Getting included on the list is an arduous task, requiring time and resources — to the point that critics of the system suggest poorer countries are prevented from applying. As evidence, they point to a severe overweight of European and North American sites, which have half of the 1,000 or so that have been approved.

There is also a commitment involved: World Heritage Sites may be used for non-conservation purposes (which is important to note in the Aasivissuit-Nipisat discussion, since Greenland’s first inter-municipality road has long been mulled for precisely this area), but they can be stripped of their status if the World Heritage Committee, which meets once a year to review the list and add new members, determines that they are not properly managed or protected.

The Aasivissuit – Nipisa area stretches from Greenland’s ice cap to Baffin Bay. (World Heritage Steering Committee of Aasivissuit – Nipisa)

This has only happened twice, but more than 50 sites are in the danger zone for various reasons. For example, concern about the encroachment of oil exploration on Wrangel Island, in the Russian Arctic, may see it added to this list.

Still, for many a lawmaker, the prestige that comes with being added to the list is worth the cost: Sites are only approved if they are deemed important to the “collective interests of humanity.” This designation is as momentous as it sounds, as reactions to approvals  suggest.

Malik Berthelsen, the mayor of Qeqqata, the district where Aasivissuit-Nipisat is located, described being chosen as important to the self-confidence of the region, the country and the Arctic. It would also make the area known to the outside world, too, he said.
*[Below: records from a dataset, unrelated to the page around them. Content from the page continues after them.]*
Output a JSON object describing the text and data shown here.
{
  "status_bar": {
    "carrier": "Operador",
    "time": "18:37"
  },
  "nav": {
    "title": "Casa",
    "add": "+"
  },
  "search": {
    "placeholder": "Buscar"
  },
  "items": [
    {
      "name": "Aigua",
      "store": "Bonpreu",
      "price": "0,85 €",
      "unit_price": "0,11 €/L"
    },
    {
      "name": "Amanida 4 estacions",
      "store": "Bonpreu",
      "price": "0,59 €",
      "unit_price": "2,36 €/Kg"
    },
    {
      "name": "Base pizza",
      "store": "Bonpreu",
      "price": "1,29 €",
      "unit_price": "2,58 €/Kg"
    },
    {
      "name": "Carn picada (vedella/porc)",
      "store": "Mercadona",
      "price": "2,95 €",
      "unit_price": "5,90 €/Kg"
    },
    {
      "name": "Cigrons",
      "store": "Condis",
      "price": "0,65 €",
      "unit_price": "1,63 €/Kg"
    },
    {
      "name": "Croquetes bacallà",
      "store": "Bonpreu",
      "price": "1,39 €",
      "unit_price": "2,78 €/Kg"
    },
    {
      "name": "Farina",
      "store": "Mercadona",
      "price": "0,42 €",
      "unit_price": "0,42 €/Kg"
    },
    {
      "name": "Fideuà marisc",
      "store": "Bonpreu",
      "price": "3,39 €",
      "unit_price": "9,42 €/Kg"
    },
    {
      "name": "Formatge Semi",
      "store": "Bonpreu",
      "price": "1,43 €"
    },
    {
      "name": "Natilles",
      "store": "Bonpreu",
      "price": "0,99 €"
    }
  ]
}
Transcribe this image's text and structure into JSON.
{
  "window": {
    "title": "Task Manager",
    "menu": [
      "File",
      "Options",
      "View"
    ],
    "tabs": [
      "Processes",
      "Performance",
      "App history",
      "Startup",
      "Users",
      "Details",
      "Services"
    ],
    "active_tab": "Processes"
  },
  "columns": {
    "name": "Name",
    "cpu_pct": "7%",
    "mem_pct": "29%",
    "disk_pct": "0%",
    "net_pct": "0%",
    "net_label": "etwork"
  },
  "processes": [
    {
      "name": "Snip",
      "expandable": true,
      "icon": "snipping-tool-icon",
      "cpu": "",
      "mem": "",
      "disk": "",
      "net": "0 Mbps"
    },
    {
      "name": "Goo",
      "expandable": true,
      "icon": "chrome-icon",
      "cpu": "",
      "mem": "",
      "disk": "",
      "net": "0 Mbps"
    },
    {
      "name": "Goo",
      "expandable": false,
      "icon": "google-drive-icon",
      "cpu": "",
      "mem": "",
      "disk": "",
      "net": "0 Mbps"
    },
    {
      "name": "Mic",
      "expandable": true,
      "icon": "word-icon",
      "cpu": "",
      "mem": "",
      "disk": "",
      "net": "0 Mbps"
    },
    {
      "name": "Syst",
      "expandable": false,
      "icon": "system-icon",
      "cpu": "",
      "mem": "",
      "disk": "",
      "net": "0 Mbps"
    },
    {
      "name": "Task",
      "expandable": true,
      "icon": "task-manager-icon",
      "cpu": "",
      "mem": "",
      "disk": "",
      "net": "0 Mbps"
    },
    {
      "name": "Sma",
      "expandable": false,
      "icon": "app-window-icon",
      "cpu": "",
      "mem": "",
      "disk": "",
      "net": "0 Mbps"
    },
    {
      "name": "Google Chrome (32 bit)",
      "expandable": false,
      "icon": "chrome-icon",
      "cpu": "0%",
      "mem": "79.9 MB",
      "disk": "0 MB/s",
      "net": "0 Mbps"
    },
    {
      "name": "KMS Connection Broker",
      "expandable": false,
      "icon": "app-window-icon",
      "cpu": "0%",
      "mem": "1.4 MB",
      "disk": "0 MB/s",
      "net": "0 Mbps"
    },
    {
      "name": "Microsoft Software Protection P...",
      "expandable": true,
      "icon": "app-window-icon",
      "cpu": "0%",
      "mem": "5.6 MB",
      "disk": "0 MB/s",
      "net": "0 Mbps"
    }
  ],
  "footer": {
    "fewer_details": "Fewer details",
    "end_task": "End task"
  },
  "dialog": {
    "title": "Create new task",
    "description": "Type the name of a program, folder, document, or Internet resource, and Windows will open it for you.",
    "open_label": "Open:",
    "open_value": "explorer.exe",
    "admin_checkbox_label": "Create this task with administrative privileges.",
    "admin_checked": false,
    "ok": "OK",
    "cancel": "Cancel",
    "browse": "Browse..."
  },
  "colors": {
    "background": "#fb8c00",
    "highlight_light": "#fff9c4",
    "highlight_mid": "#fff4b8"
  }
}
This last is as big a motivation as any to seek approval: Having the UN’s cultural imprimatur can reinforce an existing tourism profile (as with Greenland’s Ilulissat Icefjord, which was inscribed — as it’s called in the UNESCO jargon — in 2004) or serve as the cornerstone for a new tourism profile (for example, the Kujataa, a sub-Arctic landscape that was farmed by Inuit and Norse settlers, inscribed in 2017).

[Amid environmental fears, UNESCO makes first ever mission to Russia’s remote Wrangel Island]

As many as three dozen new sites are inscribed each year based on the nominations of UN members, who put forward sites in their own states (in the case of Greenland, Denmark officially submits the nominations it is asked to). While this ensures that national sovereignty extends to cultural affairs, it is not a bulwark against outside groups seeking to play a role. In 2017, for example, a report, penned by conservation groups together with the World Heritage Center, identified seven maritime areas in the Arctic that should be considered for inclusion as World Heritage Sites.

Their argument for stating their opinion is that while the Arctic as a whole now has six World Heritage sites, only Wrangel Island is a maritime site. A similar situation, they point out, exists when it comes to other forms of recognition.

Their message to the Arctic states that would be responsible for nominating the sites is that adding them to the list would protect them from the twin pressures of a changing climate and economic activity. This, the group says, falls into one of two categories: long-standing cultural and traditional uses that may, in fact, be a form of nature conservation (the acceptable sort) and new activity, like shipping and resource extraction (which they’d rather not see).

Tourism is not mentioned, but the group notes that the more remote a site is, the more likely it is that its conservation status will yield results. Areas hosting newly minted heritage-sites are unlikely to agree.

The Arctic in time of Trump
Also this week, America celebrates Independence Day on July 4. How is the Arctic fairing the time of Trump?

Arctic Today correspondent Melanie Schreiber suggests in a recent article that growing security concerns are making the Arctic loom larger in Washington. As the Arctic opens to more economic activity — and countries like Russia and China seek to fill the void — U.S. officials have started to worry about the nation’s lack of preparedness.

The Week Ahead is a preview of some of the events related to the region that will be in the news in the coming week. If you have a topic you think ought to be profiled in a coming week, please email [email protected].